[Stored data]
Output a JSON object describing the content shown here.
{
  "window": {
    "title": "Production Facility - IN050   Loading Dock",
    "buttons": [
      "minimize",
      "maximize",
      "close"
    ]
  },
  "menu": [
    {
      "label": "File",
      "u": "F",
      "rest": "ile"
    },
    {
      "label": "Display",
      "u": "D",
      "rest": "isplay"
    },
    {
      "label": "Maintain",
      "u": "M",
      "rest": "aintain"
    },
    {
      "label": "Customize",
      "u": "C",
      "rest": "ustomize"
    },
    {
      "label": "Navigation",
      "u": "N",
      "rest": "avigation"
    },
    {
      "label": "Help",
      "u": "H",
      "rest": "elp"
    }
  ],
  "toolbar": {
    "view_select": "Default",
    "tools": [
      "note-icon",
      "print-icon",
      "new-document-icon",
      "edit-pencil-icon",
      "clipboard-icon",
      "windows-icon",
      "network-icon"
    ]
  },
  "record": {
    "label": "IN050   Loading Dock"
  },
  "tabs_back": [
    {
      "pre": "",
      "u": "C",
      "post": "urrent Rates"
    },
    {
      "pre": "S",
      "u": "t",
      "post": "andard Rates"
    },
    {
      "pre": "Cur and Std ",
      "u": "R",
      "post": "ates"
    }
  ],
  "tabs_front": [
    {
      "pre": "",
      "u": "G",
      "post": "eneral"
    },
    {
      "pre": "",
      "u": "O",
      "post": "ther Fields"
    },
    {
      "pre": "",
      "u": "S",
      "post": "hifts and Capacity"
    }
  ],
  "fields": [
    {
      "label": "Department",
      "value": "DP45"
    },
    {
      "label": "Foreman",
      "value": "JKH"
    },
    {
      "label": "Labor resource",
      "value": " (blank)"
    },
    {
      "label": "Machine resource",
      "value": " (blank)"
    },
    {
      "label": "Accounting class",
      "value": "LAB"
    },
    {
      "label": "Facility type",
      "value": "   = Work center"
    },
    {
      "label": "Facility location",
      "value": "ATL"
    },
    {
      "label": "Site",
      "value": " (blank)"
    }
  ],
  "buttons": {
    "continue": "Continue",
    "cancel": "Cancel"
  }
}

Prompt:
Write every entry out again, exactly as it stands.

Exercise answer:
Output a JSON object describing the content shown here.
{
  "window": {
    "title": "Production Facility - IN050   Loading Dock",
    "buttons": [
      "minimize",
      "maximize",
      "close"
    ]
  },
  "menu": [
    {
      "label": "File",
      "u": "F",
      "rest": "ile"
    },
    {
      "label": "Display",
      "u": "D",
      "rest": "isplay"
    },
    {
      "label": "Maintain",
      "u": "M",
      "rest": "aintain"
    },
    {
      "label": "Customize",
      "u": "C",
      "rest": "ustomize"
    },
    {
      "label": "Navigation",
      "u": "N",
      "rest": "avigation"
    },
    {
      "label": "Help",
      "u": "H",
      "rest": "elp"
    }
  ],
  "toolbar": {
    "view_select": "Default",
    "tools": [
      "note-icon",
      "print-icon",
      "new-document-icon",
      "edit-pencil-icon",
      "clipboard-icon",
      "windows-icon",
      "network-icon"
    ]
  },
  "record": {
    "label": "IN050   Loading Dock"
  },
  "tabs_back": [
    {
      "pre": "",
      "u": "C",
      "post": "urrent Rates"
    },
    {
      "pre": "S",
      "u": "t",
      "post": "andard Rates"
    },
    {
      "pre": "Cur and Std ",
      "u": "R",
      "post": "ates"
    }
  ],
  "tabs_front": [
    {
      "pre": "",
      "u": "G",
      "post": "eneral"
    },
    {
      "pre": "",
      "u": "O",
      "post": "ther Fields"
    },
    {
      "pre": "",
      "u": "S",
      "post": "hifts and Capacity"
    }
  ],
  "fields": [
    {
      "label": "Department",
      "value": "DP45"
    },
    {
      "label": "Foreman",
      "value": "JKH"
    },
    {
      "label": "Labor resource",
      "value": " (blank)"
    },
    {
      "label": "Machine resource",
      "value": " (blank)"
    },
    {
      "label": "Accounting class",
      "value": "LAB"
    },
    {
      "label": "Facility type",
      "value": "   = Work center"
    },
    {
      "label": "Facility location",
      "value": "ATL"
    },
    {
      "label": "Site",
      "value": " (blank)"
    }
  ],
  "buttons": {
    "continue": "Continue",
    "cancel": "Cancel"
  }
}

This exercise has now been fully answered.